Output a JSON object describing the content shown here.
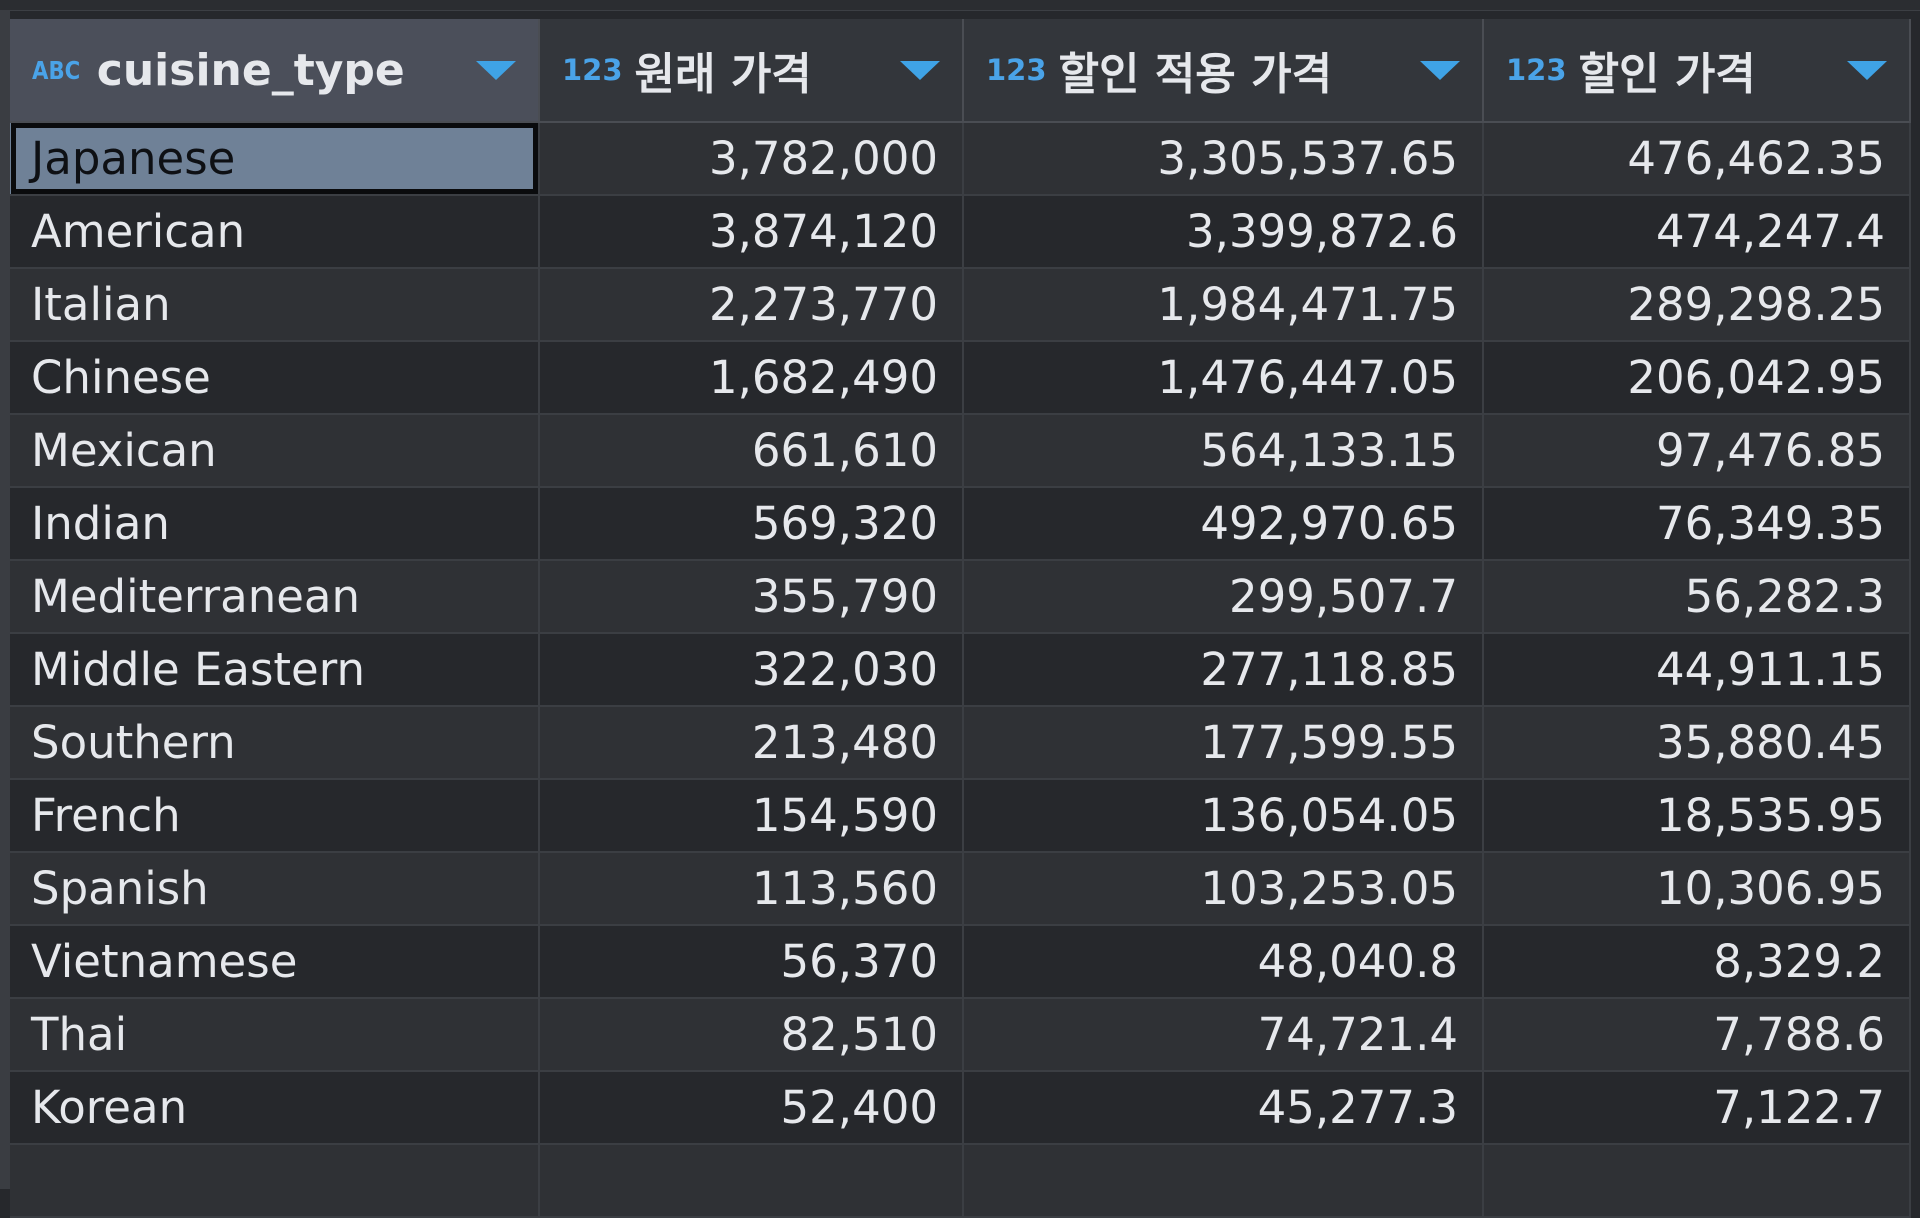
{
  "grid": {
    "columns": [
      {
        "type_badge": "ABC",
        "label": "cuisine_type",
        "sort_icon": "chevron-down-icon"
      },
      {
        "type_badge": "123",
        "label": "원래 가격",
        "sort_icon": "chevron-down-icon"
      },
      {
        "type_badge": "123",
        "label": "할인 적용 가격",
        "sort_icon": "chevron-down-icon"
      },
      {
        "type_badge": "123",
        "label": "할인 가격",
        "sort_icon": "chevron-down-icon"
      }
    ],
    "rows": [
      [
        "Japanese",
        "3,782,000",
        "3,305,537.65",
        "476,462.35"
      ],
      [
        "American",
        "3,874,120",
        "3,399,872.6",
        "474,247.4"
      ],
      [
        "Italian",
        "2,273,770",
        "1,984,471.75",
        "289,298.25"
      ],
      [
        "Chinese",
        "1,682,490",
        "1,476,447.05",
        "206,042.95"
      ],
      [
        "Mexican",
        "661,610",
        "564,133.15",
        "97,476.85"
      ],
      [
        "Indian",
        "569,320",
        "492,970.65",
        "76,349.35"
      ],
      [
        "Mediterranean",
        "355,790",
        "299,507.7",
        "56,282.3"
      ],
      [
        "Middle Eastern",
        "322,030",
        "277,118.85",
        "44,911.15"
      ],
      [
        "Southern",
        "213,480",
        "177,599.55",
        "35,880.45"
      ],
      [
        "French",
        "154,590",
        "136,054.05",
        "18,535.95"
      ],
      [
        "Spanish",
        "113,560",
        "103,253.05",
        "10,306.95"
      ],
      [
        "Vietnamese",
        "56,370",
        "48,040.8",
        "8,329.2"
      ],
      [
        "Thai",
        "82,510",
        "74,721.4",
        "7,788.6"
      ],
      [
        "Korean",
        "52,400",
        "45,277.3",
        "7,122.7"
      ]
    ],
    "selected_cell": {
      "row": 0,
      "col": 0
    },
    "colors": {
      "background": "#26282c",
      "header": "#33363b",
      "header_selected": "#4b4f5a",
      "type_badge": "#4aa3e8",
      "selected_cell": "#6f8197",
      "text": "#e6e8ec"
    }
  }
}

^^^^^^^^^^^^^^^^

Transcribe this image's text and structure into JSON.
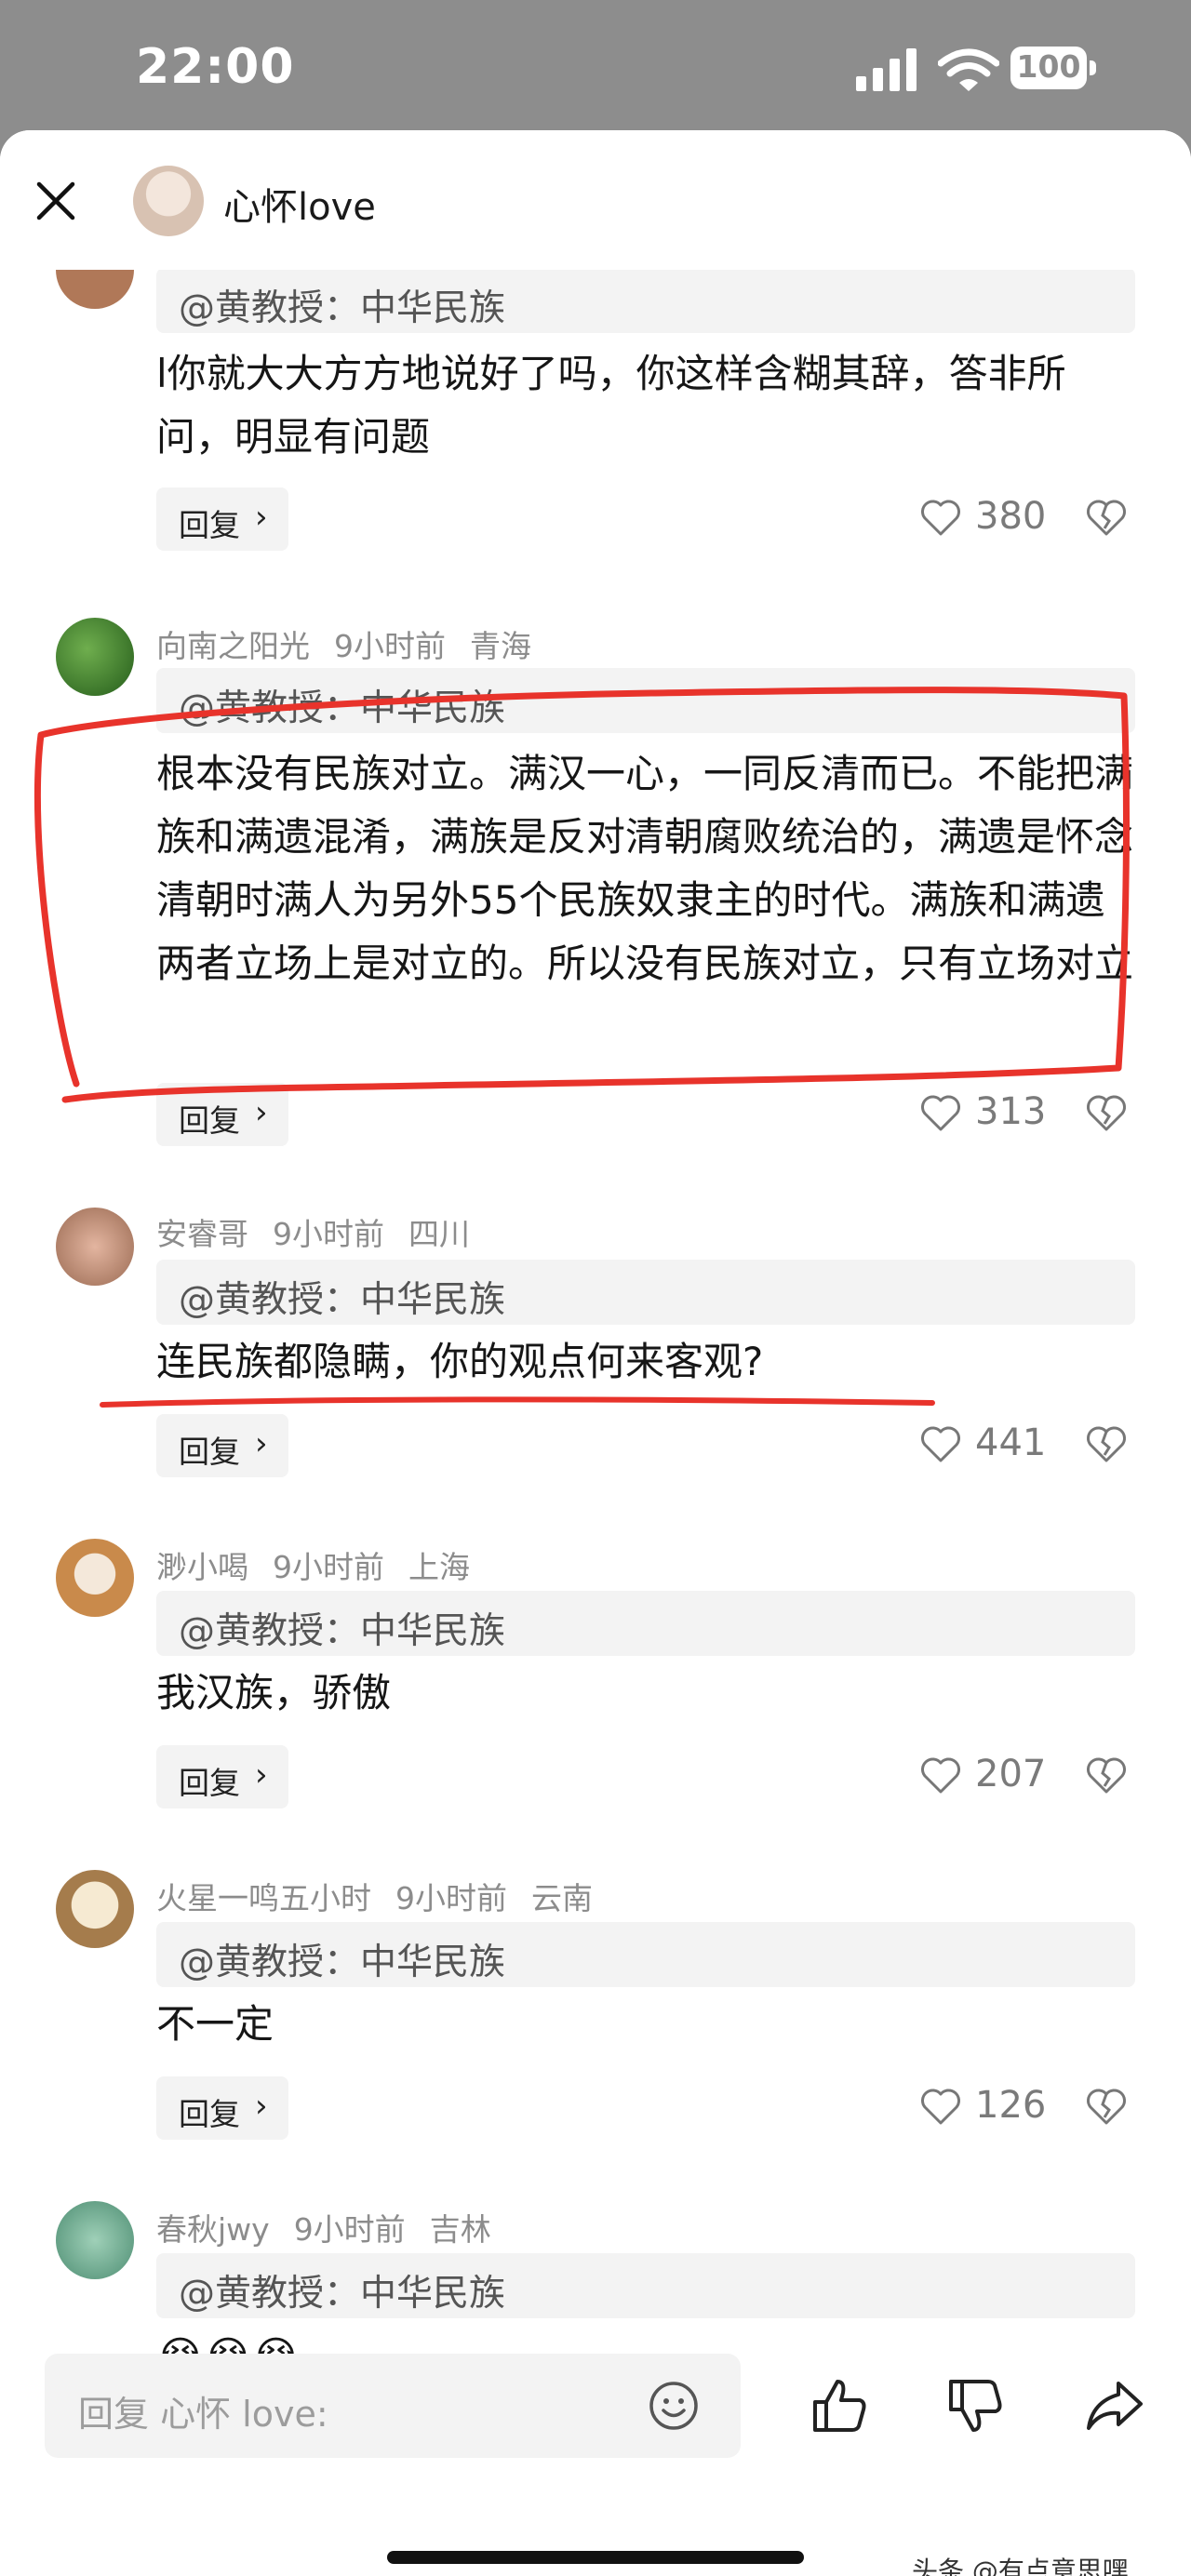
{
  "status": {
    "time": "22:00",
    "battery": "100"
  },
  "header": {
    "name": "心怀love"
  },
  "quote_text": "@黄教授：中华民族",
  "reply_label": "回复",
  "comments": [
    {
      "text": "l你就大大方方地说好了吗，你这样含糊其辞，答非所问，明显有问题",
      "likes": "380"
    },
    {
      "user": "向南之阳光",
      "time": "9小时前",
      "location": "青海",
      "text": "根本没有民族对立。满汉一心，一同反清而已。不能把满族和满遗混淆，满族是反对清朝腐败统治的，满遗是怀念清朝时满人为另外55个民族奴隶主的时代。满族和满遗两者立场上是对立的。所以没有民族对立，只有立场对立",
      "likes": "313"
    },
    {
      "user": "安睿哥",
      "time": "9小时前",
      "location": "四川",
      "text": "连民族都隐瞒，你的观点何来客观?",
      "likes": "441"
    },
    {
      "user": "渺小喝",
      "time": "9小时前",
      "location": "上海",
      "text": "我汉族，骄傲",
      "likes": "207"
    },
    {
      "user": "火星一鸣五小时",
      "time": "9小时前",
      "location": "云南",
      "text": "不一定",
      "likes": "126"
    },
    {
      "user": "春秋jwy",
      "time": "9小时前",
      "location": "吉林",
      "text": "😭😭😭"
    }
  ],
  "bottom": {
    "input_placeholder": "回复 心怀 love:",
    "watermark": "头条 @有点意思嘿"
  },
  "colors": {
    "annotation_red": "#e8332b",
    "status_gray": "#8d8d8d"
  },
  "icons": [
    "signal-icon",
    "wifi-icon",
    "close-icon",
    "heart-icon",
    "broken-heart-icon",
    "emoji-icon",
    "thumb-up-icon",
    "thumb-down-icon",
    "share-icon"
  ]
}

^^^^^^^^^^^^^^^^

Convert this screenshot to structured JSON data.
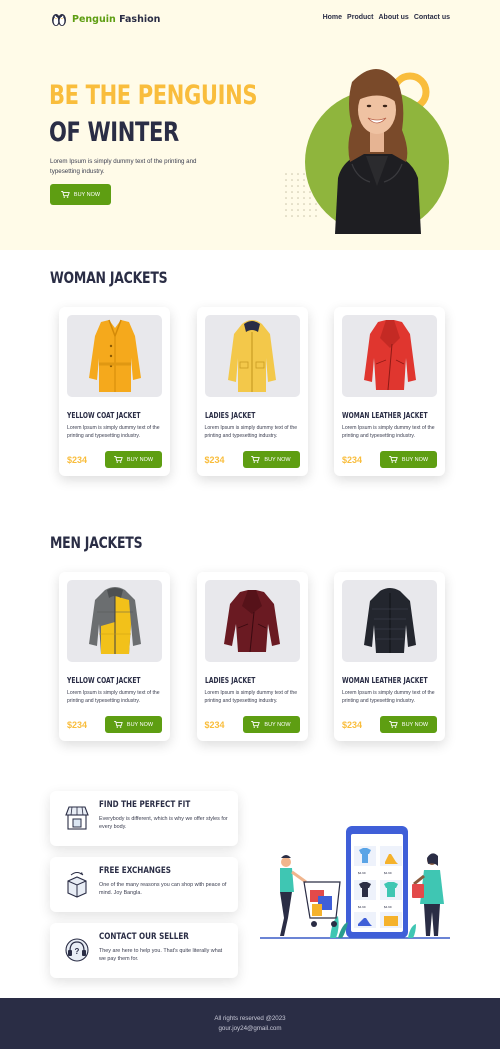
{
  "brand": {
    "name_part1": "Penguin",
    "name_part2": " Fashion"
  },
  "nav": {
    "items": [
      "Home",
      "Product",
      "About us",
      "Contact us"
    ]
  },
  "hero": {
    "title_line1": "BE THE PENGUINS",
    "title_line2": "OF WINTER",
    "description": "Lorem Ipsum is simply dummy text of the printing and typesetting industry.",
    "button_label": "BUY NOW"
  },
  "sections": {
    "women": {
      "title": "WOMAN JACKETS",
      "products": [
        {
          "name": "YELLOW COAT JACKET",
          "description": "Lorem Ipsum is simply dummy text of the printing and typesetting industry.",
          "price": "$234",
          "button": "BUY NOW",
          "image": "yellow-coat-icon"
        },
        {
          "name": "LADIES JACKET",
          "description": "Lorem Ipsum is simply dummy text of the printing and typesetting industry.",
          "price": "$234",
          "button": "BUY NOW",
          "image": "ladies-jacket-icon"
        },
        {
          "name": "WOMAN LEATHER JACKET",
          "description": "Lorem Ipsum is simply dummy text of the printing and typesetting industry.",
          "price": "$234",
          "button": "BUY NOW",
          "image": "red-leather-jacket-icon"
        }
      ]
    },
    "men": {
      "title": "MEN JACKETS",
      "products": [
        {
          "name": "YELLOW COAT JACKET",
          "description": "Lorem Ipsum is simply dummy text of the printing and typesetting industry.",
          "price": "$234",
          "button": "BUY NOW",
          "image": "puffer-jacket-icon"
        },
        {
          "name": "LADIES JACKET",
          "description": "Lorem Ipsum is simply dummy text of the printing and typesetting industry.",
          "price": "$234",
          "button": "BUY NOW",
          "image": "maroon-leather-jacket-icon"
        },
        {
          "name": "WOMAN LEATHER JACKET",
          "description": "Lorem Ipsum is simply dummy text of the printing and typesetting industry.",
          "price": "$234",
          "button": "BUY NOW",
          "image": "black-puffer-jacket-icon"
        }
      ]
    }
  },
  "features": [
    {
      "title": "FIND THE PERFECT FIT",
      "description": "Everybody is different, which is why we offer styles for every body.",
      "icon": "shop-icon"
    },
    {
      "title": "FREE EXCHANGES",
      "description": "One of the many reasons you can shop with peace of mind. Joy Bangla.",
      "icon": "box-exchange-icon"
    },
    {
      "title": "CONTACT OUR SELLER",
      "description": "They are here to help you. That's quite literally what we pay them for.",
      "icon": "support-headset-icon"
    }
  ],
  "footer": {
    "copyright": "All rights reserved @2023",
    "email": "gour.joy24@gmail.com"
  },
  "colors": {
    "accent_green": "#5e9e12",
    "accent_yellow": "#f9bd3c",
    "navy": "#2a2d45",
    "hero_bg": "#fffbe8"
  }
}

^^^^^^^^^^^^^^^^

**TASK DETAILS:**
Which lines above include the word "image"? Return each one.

**RESULT:**
Transcribe this image's text and structure into JSON.
          "image": "yellow-coat-icon"
          "image": "ladies-jacket-icon"
          "image": "red-leather-jacket-icon"
          "image": "puffer-jacket-icon"
          "image": "maroon-leather-jacket-icon"
          "image": "black-puffer-jacket-icon"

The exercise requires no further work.